DESCRIPTION OF THE TASK
Produce the listing below again, exactly as shown.

Content starts

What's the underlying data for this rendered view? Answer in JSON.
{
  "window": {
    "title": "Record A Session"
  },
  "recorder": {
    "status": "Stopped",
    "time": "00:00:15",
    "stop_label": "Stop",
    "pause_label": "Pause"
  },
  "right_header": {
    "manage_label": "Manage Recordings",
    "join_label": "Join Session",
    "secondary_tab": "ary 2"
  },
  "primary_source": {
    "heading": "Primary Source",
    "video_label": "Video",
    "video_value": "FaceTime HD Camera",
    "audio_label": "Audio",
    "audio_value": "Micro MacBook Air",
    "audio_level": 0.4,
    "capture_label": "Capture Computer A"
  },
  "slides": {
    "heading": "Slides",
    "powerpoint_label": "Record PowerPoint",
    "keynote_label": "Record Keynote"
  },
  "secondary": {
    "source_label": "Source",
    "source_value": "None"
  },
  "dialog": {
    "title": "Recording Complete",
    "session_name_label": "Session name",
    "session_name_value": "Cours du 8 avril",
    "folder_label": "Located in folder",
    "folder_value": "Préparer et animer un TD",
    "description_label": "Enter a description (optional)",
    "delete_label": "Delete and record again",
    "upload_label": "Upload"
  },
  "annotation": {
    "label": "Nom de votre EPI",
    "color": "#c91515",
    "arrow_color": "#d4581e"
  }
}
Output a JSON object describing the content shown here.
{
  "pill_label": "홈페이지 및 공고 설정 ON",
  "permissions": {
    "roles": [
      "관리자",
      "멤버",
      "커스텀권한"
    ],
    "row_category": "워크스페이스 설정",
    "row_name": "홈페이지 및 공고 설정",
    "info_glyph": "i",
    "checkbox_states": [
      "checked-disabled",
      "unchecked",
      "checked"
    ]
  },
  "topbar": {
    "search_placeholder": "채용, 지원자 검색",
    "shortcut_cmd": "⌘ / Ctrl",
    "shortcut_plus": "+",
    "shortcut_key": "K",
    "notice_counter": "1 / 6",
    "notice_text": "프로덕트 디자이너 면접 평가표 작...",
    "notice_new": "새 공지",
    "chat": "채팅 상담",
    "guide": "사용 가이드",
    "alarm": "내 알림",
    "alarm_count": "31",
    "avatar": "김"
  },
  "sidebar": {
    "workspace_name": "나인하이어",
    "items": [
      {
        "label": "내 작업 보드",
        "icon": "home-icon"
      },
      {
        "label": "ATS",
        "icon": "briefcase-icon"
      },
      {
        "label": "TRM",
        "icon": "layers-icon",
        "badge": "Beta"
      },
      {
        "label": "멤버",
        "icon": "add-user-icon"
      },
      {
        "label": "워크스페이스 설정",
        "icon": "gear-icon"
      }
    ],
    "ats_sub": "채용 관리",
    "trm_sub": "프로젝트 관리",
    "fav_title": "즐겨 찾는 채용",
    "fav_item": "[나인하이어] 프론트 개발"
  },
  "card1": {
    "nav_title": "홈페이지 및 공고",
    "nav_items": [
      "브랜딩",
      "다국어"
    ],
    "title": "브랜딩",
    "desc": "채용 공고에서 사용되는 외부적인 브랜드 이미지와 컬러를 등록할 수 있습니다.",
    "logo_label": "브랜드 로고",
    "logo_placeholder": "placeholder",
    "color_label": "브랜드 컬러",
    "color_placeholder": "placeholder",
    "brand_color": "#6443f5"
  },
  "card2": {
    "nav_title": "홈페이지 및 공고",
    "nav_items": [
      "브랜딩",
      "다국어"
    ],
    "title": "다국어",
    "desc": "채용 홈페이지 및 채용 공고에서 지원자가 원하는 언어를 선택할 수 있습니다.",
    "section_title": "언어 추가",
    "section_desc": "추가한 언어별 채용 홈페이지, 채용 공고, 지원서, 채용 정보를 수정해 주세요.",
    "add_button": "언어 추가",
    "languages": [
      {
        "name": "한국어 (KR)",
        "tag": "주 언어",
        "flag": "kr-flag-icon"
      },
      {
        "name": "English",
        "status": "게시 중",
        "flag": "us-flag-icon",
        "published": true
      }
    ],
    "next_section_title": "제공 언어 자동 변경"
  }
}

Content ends

TASK OUTPUT
What's the underlying data for this rendered view? Answer in JSON.
{
  "window": {
    "title": "Record A Session"
  },
  "recorder": {
    "status": "Stopped",
    "time": "00:00:15",
    "stop_label": "Stop",
    "pause_label": "Pause"
  },
  "right_header": {
    "manage_label": "Manage Recordings",
    "join_label": "Join Session",
    "secondary_tab": "ary 2"
  },
  "primary_source": {
    "heading": "Primary Source",
    "video_label": "Video",
    "video_value": "FaceTime HD Camera",
    "audio_label": "Audio",
    "audio_value": "Micro MacBook Air",
    "audio_level": 0.4,
    "capture_label": "Capture Computer A"
  },
  "slides": {
    "heading": "Slides",
    "powerpoint_label": "Record PowerPoint",
    "keynote_label": "Record Keynote"
  },
  "secondary": {
    "source_label": "Source",
    "source_value": "None"
  },
  "dialog": {
    "title": "Recording Complete",
    "session_name_label": "Session name",
    "session_name_value": "Cours du 8 avril",
    "folder_label": "Located in folder",
    "folder_value": "Préparer et animer un TD",
    "description_label": "Enter a description (optional)",
    "delete_label": "Delete and record again",
    "upload_label": "Upload"
  },
  "annotation": {
    "label": "Nom de votre EPI",
    "color": "#c91515",
    "arrow_color": "#d4581e"
  }
}
Output a JSON object describing the content shown here.
{
  "pill_label": "홈페이지 및 공고 설정 ON",
  "permissions": {
    "roles": [
      "관리자",
      "멤버",
      "커스텀권한"
    ],
    "row_category": "워크스페이스 설정",
    "row_name": "홈페이지 및 공고 설정",
    "info_glyph": "i",
    "checkbox_states": [
      "checked-disabled",
      "unchecked",
      "checked"
    ]
  },
  "topbar": {
    "search_placeholder": "채용, 지원자 검색",
    "shortcut_cmd": "⌘ / Ctrl",
    "shortcut_plus": "+",
    "shortcut_key": "K",
    "notice_counter": "1 / 6",
    "notice_text": "프로덕트 디자이너 면접 평가표 작...",
    "notice_new": "새 공지",
    "chat": "채팅 상담",
    "guide": "사용 가이드",
    "alarm": "내 알림",
    "alarm_count": "31",
    "avatar": "김"
  },
  "sidebar": {
    "workspace_name": "나인하이어",
    "items": [
      {
        "label": "내 작업 보드",
        "icon": "home-icon"
      },
      {
        "label": "ATS",
        "icon": "briefcase-icon"
      },
      {
        "label": "TRM",
        "icon": "layers-icon",
        "badge": "Beta"
      },
      {
        "label": "멤버",
        "icon": "add-user-icon"
      },
      {
        "label": "워크스페이스 설정",
        "icon": "gear-icon"
      }
    ],
    "ats_sub": "채용 관리",
    "trm_sub": "프로젝트 관리",
    "fav_title": "즐겨 찾는 채용",
    "fav_item": "[나인하이어] 프론트 개발"
  },
  "card1": {
    "nav_title": "홈페이지 및 공고",
    "nav_items": [
      "브랜딩",
      "다국어"
    ],
    "title": "브랜딩",
    "desc": "채용 공고에서 사용되는 외부적인 브랜드 이미지와 컬러를 등록할 수 있습니다.",
    "logo_label": "브랜드 로고",
    "logo_placeholder": "placeholder",
    "color_label": "브랜드 컬러",
    "color_placeholder": "placeholder",
    "brand_color": "#6443f5"
  },
  "card2": {
    "nav_title": "홈페이지 및 공고",
    "nav_items": [
      "브랜딩",
      "다국어"
    ],
    "title": "다국어",
    "desc": "채용 홈페이지 및 채용 공고에서 지원자가 원하는 언어를 선택할 수 있습니다.",
    "section_title": "언어 추가",
    "section_desc": "추가한 언어별 채용 홈페이지, 채용 공고, 지원서, 채용 정보를 수정해 주세요.",
    "add_button": "언어 추가",
    "languages": [
      {
        "name": "한국어 (KR)",
        "tag": "주 언어",
        "flag": "kr-flag-icon"
      },
      {
        "name": "English",
        "status": "게시 중",
        "flag": "us-flag-icon",
        "published": true
      }
    ],
    "next_section_title": "제공 언어 자동 변경"
  }
}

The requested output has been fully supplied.